[App and web page records]
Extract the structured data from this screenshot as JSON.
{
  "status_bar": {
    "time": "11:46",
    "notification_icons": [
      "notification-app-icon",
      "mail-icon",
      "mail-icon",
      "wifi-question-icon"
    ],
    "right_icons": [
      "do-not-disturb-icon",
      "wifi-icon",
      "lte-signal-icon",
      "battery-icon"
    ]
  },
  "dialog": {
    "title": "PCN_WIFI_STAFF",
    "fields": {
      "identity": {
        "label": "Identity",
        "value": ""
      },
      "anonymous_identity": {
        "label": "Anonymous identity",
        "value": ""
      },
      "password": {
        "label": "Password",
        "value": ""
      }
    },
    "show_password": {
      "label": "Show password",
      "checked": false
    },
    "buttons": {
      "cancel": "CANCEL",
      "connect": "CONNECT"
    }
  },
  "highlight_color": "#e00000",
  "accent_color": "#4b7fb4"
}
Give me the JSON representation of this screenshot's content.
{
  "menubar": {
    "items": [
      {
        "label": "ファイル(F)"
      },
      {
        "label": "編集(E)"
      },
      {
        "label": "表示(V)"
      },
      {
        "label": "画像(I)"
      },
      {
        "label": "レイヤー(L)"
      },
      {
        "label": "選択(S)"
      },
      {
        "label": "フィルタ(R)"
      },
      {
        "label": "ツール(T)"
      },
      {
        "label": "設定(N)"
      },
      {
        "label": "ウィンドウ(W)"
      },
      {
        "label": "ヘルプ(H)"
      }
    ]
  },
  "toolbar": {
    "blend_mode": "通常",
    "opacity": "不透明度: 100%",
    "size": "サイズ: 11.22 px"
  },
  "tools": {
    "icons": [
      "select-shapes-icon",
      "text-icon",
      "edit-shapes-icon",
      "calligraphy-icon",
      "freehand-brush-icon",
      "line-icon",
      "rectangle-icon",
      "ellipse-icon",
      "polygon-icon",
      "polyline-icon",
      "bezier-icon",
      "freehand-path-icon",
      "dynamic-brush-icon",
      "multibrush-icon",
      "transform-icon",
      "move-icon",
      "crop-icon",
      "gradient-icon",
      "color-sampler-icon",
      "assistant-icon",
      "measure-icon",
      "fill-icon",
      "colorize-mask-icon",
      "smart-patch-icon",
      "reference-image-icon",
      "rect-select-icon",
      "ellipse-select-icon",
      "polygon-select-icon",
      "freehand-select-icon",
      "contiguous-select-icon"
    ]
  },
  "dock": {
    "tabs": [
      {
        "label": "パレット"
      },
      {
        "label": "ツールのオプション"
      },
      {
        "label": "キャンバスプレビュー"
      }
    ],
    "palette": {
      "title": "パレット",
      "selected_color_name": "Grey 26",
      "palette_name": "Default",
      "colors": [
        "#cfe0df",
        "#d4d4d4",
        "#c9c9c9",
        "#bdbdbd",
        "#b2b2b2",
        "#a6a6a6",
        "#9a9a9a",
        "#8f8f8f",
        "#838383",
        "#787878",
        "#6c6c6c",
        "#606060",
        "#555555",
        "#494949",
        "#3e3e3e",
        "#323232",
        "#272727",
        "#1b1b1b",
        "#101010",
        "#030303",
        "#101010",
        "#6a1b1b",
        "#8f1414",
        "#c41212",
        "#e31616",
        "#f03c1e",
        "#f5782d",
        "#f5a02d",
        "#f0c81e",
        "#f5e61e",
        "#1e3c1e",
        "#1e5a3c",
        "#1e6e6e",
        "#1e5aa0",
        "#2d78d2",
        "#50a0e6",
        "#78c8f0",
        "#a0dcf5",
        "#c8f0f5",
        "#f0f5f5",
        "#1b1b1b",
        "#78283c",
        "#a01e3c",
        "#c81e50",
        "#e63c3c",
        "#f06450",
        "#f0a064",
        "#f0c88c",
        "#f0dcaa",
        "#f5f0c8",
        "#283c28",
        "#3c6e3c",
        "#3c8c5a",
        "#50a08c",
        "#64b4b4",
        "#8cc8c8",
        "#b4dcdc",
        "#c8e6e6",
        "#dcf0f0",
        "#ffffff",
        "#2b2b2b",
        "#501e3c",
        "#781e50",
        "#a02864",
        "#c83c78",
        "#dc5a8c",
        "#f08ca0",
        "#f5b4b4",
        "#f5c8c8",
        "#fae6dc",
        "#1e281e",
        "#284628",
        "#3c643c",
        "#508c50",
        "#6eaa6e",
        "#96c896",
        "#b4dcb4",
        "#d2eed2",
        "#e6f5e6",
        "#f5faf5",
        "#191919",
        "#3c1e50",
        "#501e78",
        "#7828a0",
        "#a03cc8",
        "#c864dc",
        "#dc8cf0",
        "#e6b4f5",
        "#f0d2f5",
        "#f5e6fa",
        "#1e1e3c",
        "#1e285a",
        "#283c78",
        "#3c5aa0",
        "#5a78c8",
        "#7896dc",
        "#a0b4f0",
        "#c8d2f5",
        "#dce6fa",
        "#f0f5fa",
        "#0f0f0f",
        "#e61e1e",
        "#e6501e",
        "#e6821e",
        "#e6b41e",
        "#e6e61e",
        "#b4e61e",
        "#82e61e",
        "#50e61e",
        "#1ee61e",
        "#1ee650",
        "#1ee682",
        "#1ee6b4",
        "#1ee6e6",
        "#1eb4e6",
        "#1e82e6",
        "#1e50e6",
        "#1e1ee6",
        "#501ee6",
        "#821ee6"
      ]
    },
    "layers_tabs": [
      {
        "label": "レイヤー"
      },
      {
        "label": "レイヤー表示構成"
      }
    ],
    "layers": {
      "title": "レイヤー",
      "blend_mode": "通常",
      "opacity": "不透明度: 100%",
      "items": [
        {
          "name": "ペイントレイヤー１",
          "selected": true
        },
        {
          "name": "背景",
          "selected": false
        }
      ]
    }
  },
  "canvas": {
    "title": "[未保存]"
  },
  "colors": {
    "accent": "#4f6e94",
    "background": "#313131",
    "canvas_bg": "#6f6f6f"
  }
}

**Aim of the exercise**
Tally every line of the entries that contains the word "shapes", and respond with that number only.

**Finished exercise**
2